Social Security Disability FAQs
Q: What is social security disability?
A: Social security disability is a general term for two different governmental programs which provide monetary and medical benefits for individuals who meet the government’s definition of “disability.” The two programs, Title II and Title XVI (also known as supplemental security income benefits or “SSI”) have different eligibility standards. To be eligible for Title II benefits, an individual must meet the government’s definition of disabled, and the individual must have acquired sufficient work credits over his or her working life. To be eligible for SSI benefits, an individual must meet the government’s definition of disabled, and the individual’s monthly income must be under certain limits set by the government.
Q: Do I meet the government’s definition of “disability?”
A: If you have been disabled for twelve months or are expected to be disabled for twelve months, you may be disabled under the Social Security Administration’s rules. To determine if an individual is sufficiently disabled to receive social security disability benefits, the Social Security Administration utilizes a multi-step process involving complex medical and vocational rules and regulations. An experienced attorney can assist you in proving that you are disabled under the Social Security Administration’s rules and regulations.

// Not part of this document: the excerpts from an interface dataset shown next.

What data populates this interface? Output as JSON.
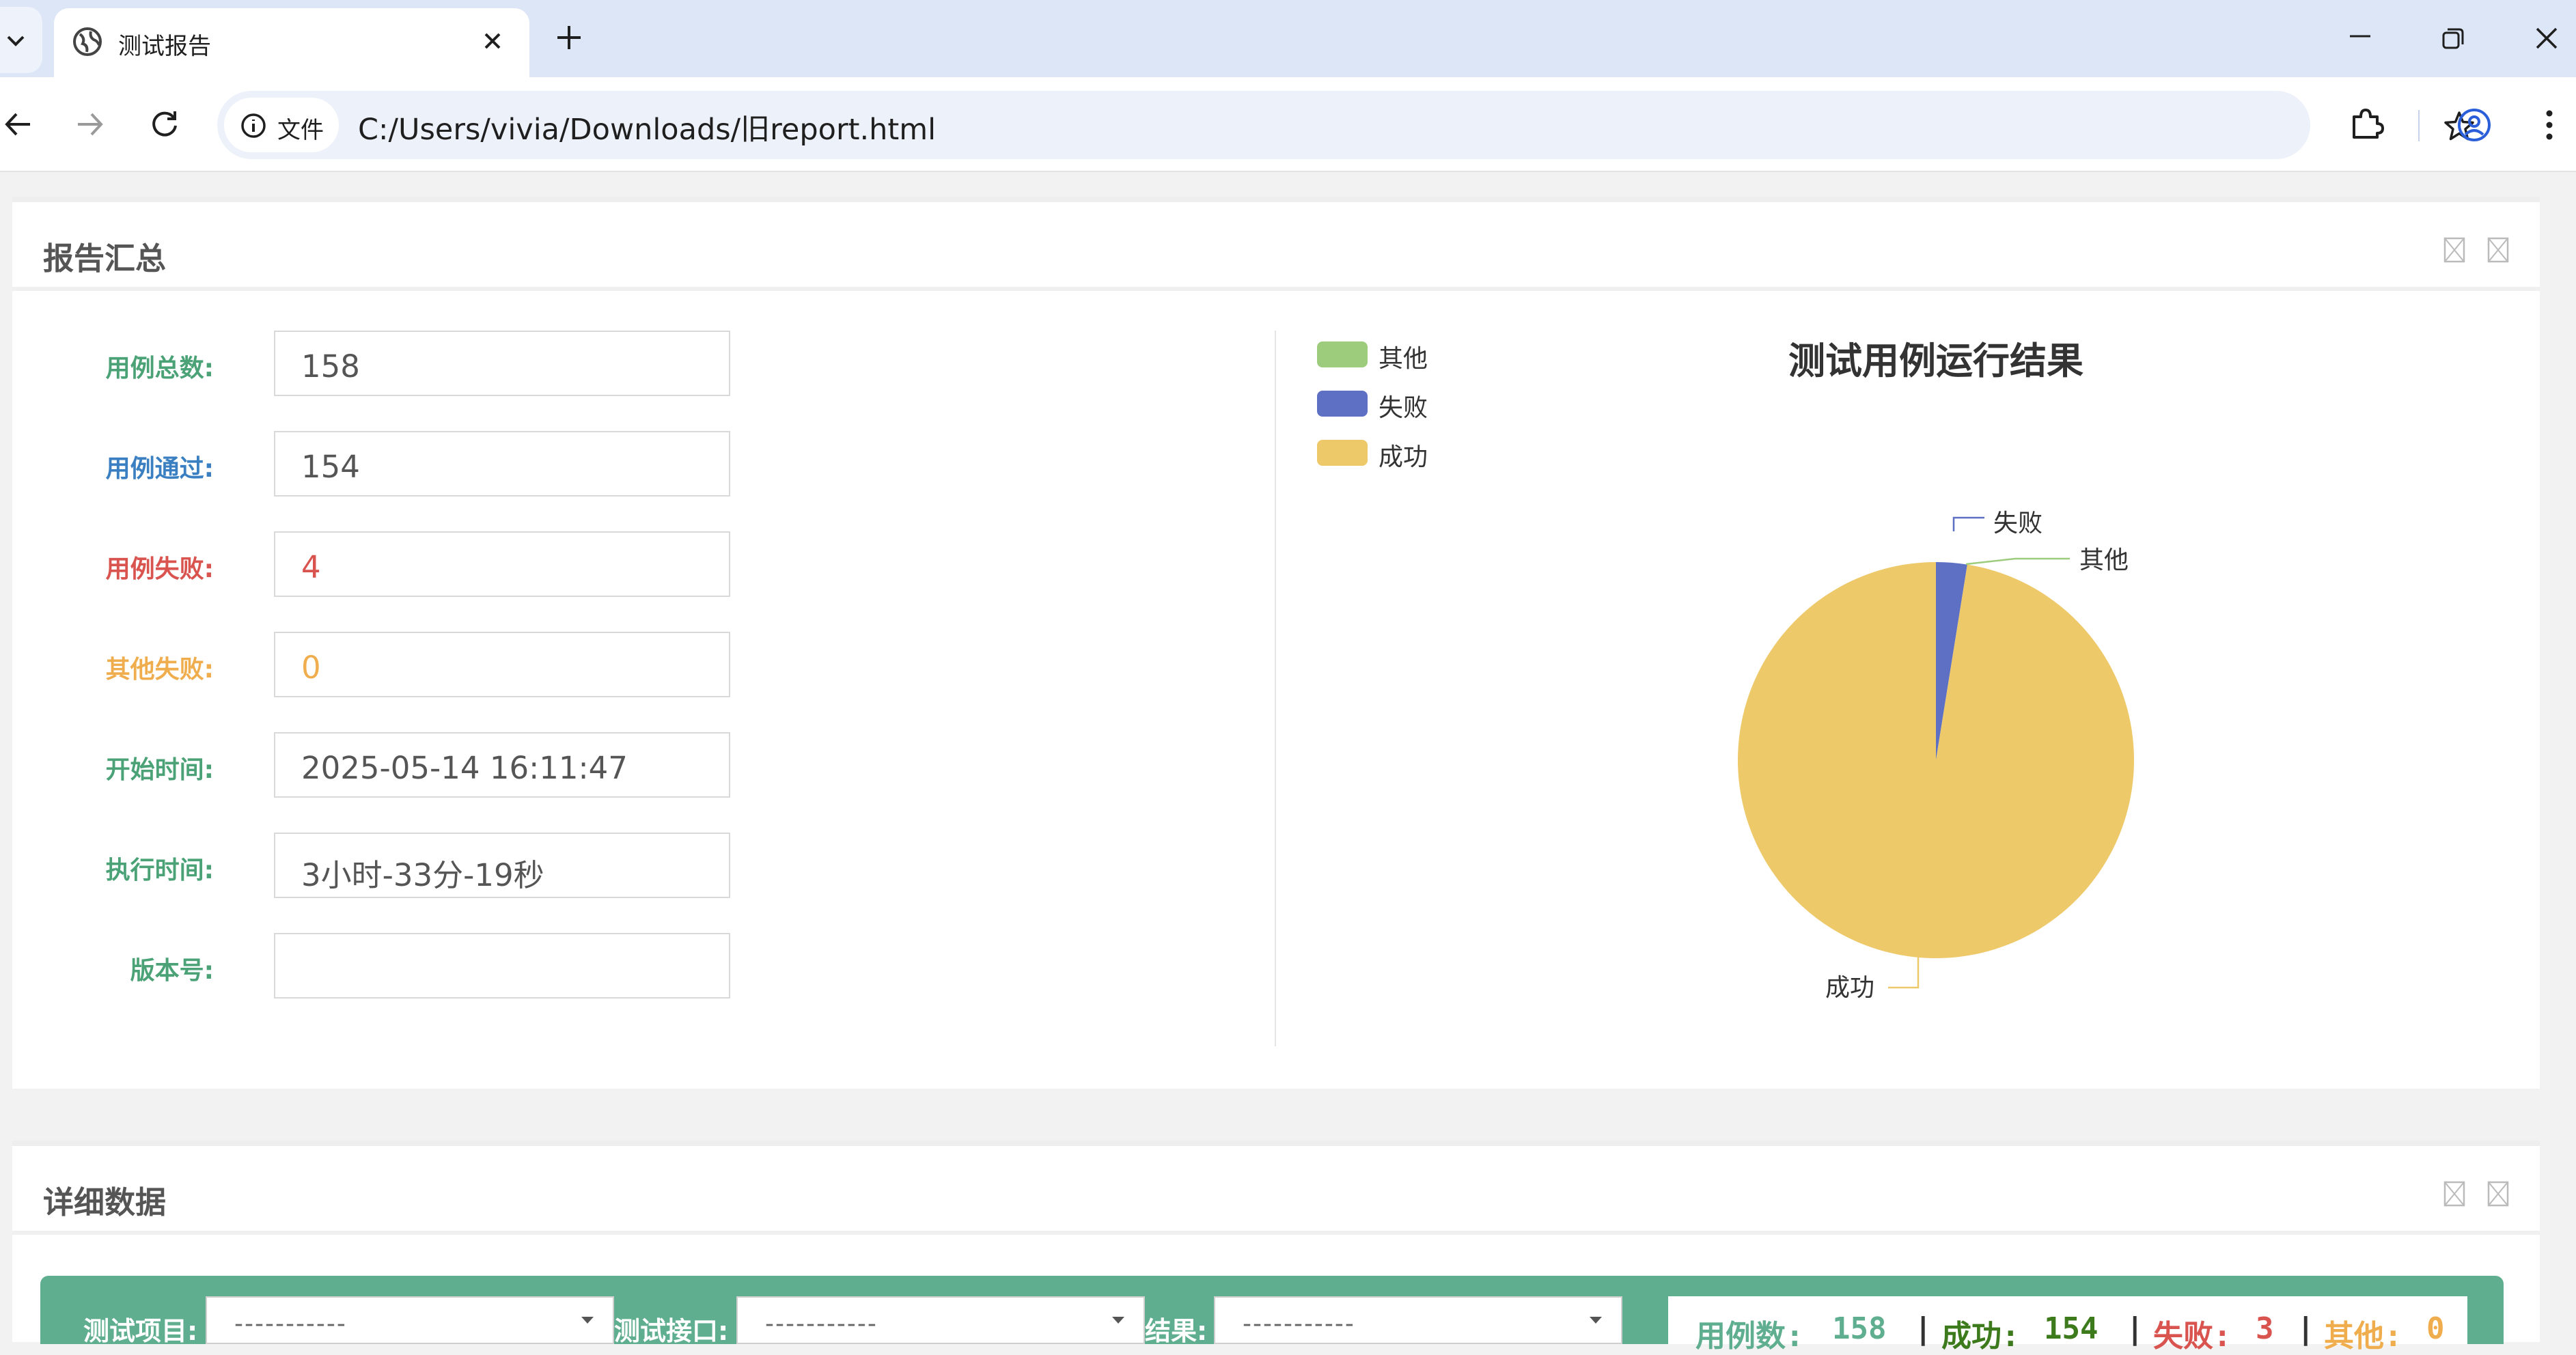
{
  "browser": {
    "tab_title": "测试报告",
    "address_chip": "文件",
    "url": "C:/Users/vivia/Downloads/旧report.html"
  },
  "summary": {
    "title": "报告汇总",
    "fields": [
      {
        "label": "用例总数:",
        "value": "158",
        "label_color": "#4aa276",
        "value_color": "#555555"
      },
      {
        "label": "用例通过:",
        "value": "154",
        "label_color": "#3a7fc1",
        "value_color": "#555555"
      },
      {
        "label": "用例失败:",
        "value": "4",
        "label_color": "#d9534f",
        "value_color": "#d9534f"
      },
      {
        "label": "其他失败:",
        "value": "0",
        "label_color": "#f0ad4e",
        "value_color": "#f0ad4e"
      },
      {
        "label": "开始时间:",
        "value": "2025-05-14 16:11:47",
        "label_color": "#4aa276",
        "value_color": "#555555"
      },
      {
        "label": "执行时间:",
        "value": "3小时-33分-19秒",
        "label_color": "#4aa276",
        "value_color": "#555555"
      },
      {
        "label": "版本号:",
        "value": "",
        "label_color": "#4aa276",
        "value_color": "#555555"
      }
    ]
  },
  "chart_data": {
    "type": "pie",
    "title": "测试用例运行结果",
    "legend": [
      "其他",
      "失败",
      "成功"
    ],
    "legend_position": "top-left",
    "slices": [
      {
        "label": "成功",
        "value": 154,
        "color": "#eec96a"
      },
      {
        "label": "失败",
        "value": 4,
        "color": "#5d70c4"
      },
      {
        "label": "其他",
        "value": 0,
        "color": "#9ccc7c"
      }
    ]
  },
  "details": {
    "title": "详细数据",
    "filters": [
      {
        "label": "测试项目:",
        "value": "-----------"
      },
      {
        "label": "测试接口:",
        "value": "-----------"
      },
      {
        "label": "结果:",
        "value": "-----------"
      }
    ],
    "stats": {
      "total_label": "用例数:",
      "total": "158",
      "success_label": "成功:",
      "success": "154",
      "fail_label": "失败:",
      "fail": "3",
      "other_label": "其他:",
      "other": "0",
      "separator": "|"
    }
  }
}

Q: How do I apply for social security disability benefits?
A: You can apply for benefits by calling the Social Security Administration at 1-800-772-1213, by visiting your local Social Security Administration office, or by filing an online application. For more information , visit the official Social Security Administration website at www.ssa.gov.

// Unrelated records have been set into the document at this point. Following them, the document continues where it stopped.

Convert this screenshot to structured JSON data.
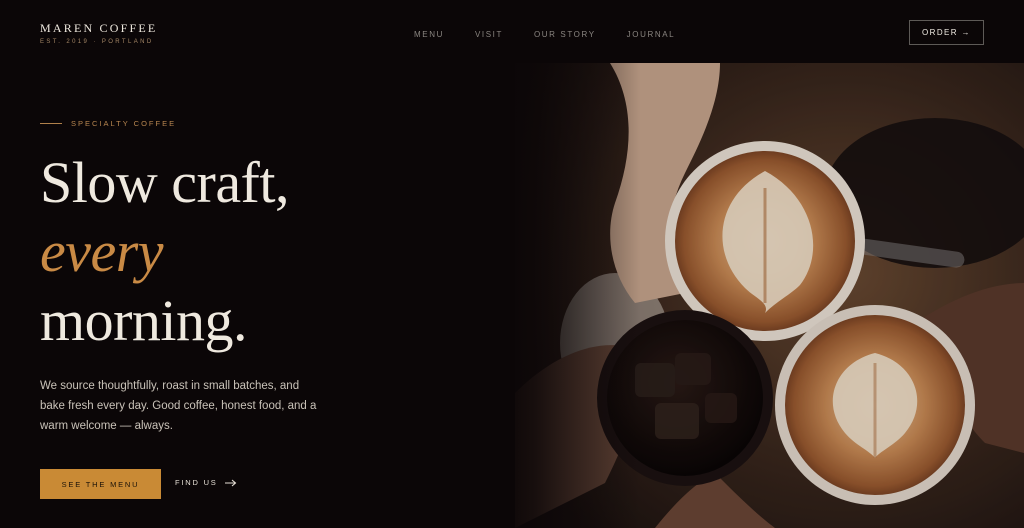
{
  "brand": {
    "name": "MAREN COFFEE",
    "tagline": "EST. 2019 · PORTLAND"
  },
  "nav": {
    "items": [
      {
        "label": "MENU"
      },
      {
        "label": "VISIT"
      },
      {
        "label": "OUR STORY"
      },
      {
        "label": "JOURNAL"
      }
    ]
  },
  "header": {
    "order_label": "ORDER →"
  },
  "hero": {
    "eyebrow": "SPECIALTY COFFEE",
    "headline_line1": "Slow craft,",
    "headline_accent": "every",
    "headline_line3": "morning.",
    "body": "We source thoughtfully, roast in small batches, and bake fresh every day. Good coffee, honest food, and a warm welcome — always.",
    "primary_cta": "SEE THE MENU",
    "secondary_cta": "FIND US"
  },
  "colors": {
    "background": "#0b0607",
    "accent": "#c98a35",
    "text": "#efe9df"
  },
  "icons": {
    "secondary_cta": "arrow-right-icon"
  }
}
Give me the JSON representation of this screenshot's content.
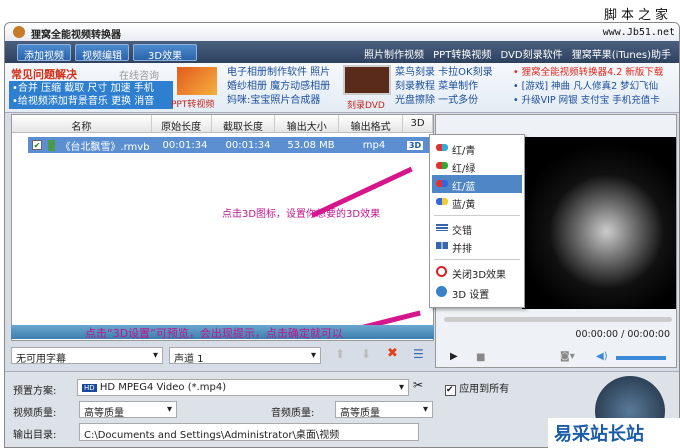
{
  "watermark": {
    "top": "脚本之家",
    "url": "www.Jb51.net",
    "bottom": "易采站长站"
  },
  "window": {
    "title": "狸窝全能视频转换器"
  },
  "toolbar": {
    "buttons": [
      "添加视频",
      "视频编辑",
      "3D效果"
    ],
    "links": [
      "照片制作视频",
      "PPT转换视频",
      "DVD刻录软件",
      "狸窝苹果(iTunes)助手"
    ]
  },
  "promo": {
    "faq_title": "常见问题解决",
    "consult": "在线咨询",
    "faq_lines": [
      "•合并 压缩 截取 尺寸 加速 手机",
      "•给视频添加背景音乐 更换 消音"
    ],
    "ppt_label": "PPT转视频",
    "ppt_links": [
      "电子相册制作软件 照片",
      "婚纱相册 魔方动感相册",
      "妈咪:宝宝照片合成器"
    ],
    "dvd_label": "刻录DVD",
    "dvd_links": [
      "菜鸟刻录 卡拉OK刻录",
      "刻录教程 菜单制作",
      "光盘擦除 一式多份"
    ],
    "news": [
      "• 狸窝全能视频转换器4.2 新版下载",
      "• [游戏] 神曲 凡人修真2 梦幻飞仙",
      "• 升级VIP 网银 支付宝 手机充值卡"
    ]
  },
  "file_list": {
    "columns": [
      "名称",
      "原始长度",
      "截取长度",
      "输出大小",
      "输出格式",
      "3D"
    ],
    "rows": [
      {
        "name": "《台北飘雪》.rmvb",
        "orig": "00:01:34",
        "clip": "00:01:34",
        "size": "53.08 MB",
        "format": "mp4"
      }
    ]
  },
  "menu_3d": {
    "items": [
      "红/青",
      "红/绿",
      "红/蓝",
      "蓝/黄",
      "交错",
      "并排",
      "关闭3D效果",
      "3D 设置"
    ],
    "selected": "红/蓝"
  },
  "annotations": {
    "a1": "点击3D图标，设置你想要的3D效果",
    "a2": "点击“3D设置”可预览，会出现提示，点击确定就可以"
  },
  "player": {
    "time": "00:00:00 / 00:00:00"
  },
  "controls": {
    "subtitle": "无可用字幕",
    "audio": "声道 1"
  },
  "settings": {
    "preset_label": "预置方案:",
    "preset": "HD MPEG4 Video (*.mp4)",
    "apply_all": "应用到所有",
    "video_q_label": "视频质量:",
    "video_q": "高等质量",
    "audio_q_label": "音频质量:",
    "audio_q": "高等质量",
    "output_label": "输出目录:",
    "output": "C:\\Documents and Settings\\Administrator\\桌面\\视频"
  }
}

Q: What if the Social Security Administration denies my claim?
A: If your claim gets denied, don’t give up! The vast majority of social security claims that are filed are denied initially. The Social Security regulations provide for a multi-level appeal process followed by a hearing with an Administrative Law Judge who works for the Social Security Administration. An experienced attorney can assist you in navigating through the appeal process, and prepare appeal paperwork on your behalf.
Q: What happens at my social security hearing?
A: At your hearing before the Administrative Law Judge, you will be questioned regarding your work history, medical conditions, symptoms and restrictions on daily activities. Testimony will often be taken from a vocational expert who may also be present for your hearing. This individual gives opinion testimony regarding your potential ability to work. Occasionally, testimony will also be taken from one or more medical experts employed by the Social Security Administration. These doctors will testify regarding your medical conditions and the restrictions caused by the conditions. An experienced attorney can thoroughly prepare you to testify at the hearing. The attorney can also cross examine all witnesses who testify at your hearing to assist you in proving that you are disabled.